Designing with the nursery staff
We organised a workshop inviting teachers and staff alike to tell us what worked and what could use improvement. With post‐its, pens and big sheets of paper we avoided architectural language and found out what changes to the building would actually be better for them. And it turns out, their priority was not quite what the head had imagined: they didn’t want space to relax but instead to work more efficiently. We needed to tidy up the staff rooms, to enable better concentration and organsiation.
Working with existing buildings requires an understanding of how they are used before being able to design improvements. A decade earlier, Matthew Lloyd Architects had expanded the school and sensibly organised the learning areas to radiate around the reception and administrative zone. In recent years, the growth of the student body and teaching staff blurred this clear organisation.
Beautiful spaces for wellbeing
Children were brought into admin spaces due to an increased need for rooms; teachers did not have a dedicated space to focus on their admin tasks; the role of Head and Deputy Head diverged into outward and inward‐facing capacities making a shared office no longer appropriate. Alongside these observations, we realised that walking routes crept into the larger spaces resulting in inefficiency. And lastly, not enough attention had been paid to the experience of regularly invited visitors and external bodies.
We knew we had to emphasise to the children the original division of the building: an open‐plan learning space where they could roam freely and a boundary beyond which were smaller, enclosed spaces in which they needed adult invitation.
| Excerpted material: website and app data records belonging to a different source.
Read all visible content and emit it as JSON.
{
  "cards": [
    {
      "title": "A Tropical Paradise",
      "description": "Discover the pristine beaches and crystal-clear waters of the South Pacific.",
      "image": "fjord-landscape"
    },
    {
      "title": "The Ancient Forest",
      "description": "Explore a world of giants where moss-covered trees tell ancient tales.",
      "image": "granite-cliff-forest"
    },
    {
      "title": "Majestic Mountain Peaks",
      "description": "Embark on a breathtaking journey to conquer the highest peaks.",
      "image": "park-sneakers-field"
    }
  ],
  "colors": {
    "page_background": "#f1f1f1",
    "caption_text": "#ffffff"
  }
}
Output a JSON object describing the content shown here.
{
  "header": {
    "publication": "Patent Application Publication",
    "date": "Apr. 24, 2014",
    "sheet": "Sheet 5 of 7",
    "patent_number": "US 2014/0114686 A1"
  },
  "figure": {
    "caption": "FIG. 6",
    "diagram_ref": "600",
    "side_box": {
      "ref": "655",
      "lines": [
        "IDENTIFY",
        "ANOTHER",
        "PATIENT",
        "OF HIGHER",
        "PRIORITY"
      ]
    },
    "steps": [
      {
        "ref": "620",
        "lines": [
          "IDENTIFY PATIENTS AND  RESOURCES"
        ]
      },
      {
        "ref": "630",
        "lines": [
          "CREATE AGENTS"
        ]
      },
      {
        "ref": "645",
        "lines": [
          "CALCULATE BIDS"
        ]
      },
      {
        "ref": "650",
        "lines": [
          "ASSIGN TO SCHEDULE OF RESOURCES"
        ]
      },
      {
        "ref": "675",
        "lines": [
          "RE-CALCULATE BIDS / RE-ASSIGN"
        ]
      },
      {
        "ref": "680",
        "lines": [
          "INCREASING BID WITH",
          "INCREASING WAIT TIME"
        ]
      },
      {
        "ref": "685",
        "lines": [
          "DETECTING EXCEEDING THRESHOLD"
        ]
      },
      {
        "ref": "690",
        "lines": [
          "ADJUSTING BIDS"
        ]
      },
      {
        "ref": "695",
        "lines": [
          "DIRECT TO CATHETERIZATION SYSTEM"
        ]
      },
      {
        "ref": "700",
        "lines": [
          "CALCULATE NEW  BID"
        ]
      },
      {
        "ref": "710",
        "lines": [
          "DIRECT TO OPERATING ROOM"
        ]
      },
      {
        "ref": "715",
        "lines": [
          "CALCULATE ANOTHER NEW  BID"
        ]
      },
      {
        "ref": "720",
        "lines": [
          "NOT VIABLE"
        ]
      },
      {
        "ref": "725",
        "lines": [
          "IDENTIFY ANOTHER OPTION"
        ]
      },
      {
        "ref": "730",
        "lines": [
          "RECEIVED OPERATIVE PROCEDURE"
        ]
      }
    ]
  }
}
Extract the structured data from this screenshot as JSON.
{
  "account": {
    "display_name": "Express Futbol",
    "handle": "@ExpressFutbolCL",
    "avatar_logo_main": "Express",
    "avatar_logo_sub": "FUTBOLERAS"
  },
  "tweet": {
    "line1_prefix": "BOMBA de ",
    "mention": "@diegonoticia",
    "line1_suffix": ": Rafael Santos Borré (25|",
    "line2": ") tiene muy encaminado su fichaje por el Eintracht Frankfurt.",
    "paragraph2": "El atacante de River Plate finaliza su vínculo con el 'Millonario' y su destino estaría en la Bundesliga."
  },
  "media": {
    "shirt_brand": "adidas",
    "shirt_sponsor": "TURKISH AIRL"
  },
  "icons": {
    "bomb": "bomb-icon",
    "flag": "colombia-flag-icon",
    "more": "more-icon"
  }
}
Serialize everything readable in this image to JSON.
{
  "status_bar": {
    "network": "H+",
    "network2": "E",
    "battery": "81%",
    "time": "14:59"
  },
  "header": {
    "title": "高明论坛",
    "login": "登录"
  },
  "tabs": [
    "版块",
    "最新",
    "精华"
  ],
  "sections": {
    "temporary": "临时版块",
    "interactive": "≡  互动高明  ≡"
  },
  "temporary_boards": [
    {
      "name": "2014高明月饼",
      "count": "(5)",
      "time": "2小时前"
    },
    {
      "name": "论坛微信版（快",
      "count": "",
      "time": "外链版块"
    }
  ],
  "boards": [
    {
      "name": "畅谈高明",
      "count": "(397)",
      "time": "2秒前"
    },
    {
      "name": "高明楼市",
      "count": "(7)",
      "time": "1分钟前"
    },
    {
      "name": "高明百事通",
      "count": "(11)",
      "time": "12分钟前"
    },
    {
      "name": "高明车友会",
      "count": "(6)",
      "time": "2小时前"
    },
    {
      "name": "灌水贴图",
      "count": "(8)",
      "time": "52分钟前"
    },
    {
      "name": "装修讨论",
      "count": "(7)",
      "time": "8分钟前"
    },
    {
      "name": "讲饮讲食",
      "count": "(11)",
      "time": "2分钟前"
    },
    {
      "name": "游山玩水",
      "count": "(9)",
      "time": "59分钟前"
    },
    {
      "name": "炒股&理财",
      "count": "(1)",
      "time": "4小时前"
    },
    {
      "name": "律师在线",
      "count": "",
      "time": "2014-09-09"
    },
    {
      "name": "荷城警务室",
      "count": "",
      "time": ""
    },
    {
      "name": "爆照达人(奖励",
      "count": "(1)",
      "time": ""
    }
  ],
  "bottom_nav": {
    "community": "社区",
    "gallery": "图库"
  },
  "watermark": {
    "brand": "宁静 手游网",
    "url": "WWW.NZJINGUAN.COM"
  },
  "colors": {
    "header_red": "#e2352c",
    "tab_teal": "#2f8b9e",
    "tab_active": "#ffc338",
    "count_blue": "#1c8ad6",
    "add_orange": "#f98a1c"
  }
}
Then, we set about subdividing some of the larger, inefficient rooms into separate spaces planned for specific users and purposes. These rooms were developed in close consultation with the respective users to make sure they were fit‐for‐purpose.
Colour as a design tool
Colour was one of our two primary design interventions. We knew it was cost‐effective to implement, could personalise spaces, and provide a degree of playfulness that was appropriate. All the staff members chose their favourite colours, and we created palettes and chose materials based on their input.
For the rooms, we developed a typology of a background colour that could be applied throughout and then one bold colour of the user’s choice.
Bespoke joinery adds space
The second essential design idea was the use of custom joinery. Once again consultation with specific users was key. We took advantage of the full height of rooms and made sure that there were doors to all the units. This increased the amount of overall storage available but also decreased the visual clutter such that rooms felt better proportioned even if smaller in area.